Items from an interface collection
########

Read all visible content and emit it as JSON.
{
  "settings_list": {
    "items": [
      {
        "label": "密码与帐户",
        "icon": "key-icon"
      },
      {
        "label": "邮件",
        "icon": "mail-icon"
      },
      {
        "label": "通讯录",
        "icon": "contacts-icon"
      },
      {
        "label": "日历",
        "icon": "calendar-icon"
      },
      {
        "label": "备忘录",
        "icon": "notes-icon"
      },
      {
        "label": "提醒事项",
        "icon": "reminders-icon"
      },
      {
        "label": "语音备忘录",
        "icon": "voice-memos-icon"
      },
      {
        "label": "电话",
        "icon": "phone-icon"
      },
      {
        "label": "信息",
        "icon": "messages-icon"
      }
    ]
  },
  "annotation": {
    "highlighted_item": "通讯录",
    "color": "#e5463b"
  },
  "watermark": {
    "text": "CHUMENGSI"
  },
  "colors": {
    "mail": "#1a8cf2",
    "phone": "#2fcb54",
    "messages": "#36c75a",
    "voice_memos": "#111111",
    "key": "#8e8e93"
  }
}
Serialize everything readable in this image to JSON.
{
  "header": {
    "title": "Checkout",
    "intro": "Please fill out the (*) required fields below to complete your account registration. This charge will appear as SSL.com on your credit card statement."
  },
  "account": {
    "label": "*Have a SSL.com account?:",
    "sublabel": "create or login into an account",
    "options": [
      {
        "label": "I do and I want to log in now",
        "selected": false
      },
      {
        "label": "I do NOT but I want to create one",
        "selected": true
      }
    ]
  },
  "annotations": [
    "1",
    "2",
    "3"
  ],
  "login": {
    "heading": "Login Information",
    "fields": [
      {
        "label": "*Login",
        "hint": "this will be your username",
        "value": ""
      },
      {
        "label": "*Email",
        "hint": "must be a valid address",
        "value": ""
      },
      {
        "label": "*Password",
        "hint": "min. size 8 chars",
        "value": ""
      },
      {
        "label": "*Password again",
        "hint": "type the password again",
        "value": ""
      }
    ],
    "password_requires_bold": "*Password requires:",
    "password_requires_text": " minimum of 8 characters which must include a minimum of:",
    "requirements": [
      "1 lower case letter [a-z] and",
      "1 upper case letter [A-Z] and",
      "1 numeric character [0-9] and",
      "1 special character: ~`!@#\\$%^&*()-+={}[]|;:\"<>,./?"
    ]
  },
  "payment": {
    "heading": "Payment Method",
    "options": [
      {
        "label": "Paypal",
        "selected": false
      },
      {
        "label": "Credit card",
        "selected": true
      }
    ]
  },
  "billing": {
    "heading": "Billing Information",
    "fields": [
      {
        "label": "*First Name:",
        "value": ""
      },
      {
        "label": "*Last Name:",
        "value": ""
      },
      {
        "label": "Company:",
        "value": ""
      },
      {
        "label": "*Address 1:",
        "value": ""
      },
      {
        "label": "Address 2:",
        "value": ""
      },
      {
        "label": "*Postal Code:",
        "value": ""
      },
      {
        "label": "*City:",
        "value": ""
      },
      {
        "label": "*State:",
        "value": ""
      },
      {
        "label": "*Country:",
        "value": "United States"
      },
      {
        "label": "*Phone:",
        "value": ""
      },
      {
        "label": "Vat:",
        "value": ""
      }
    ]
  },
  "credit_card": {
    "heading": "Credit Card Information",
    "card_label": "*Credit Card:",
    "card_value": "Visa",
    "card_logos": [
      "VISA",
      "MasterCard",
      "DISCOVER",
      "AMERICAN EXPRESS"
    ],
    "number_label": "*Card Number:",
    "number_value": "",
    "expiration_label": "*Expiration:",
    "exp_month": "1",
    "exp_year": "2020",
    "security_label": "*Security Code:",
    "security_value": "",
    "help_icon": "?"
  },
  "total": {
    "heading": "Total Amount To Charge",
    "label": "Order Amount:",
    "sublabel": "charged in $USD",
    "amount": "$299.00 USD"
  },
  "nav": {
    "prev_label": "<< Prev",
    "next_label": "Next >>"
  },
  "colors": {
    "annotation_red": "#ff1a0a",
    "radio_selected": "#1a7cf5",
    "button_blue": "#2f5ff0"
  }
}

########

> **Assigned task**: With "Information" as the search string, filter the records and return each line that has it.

> **Response**:
    "heading": "Login Information",
    "heading": "Billing Information",
    "heading": "Credit Card Information",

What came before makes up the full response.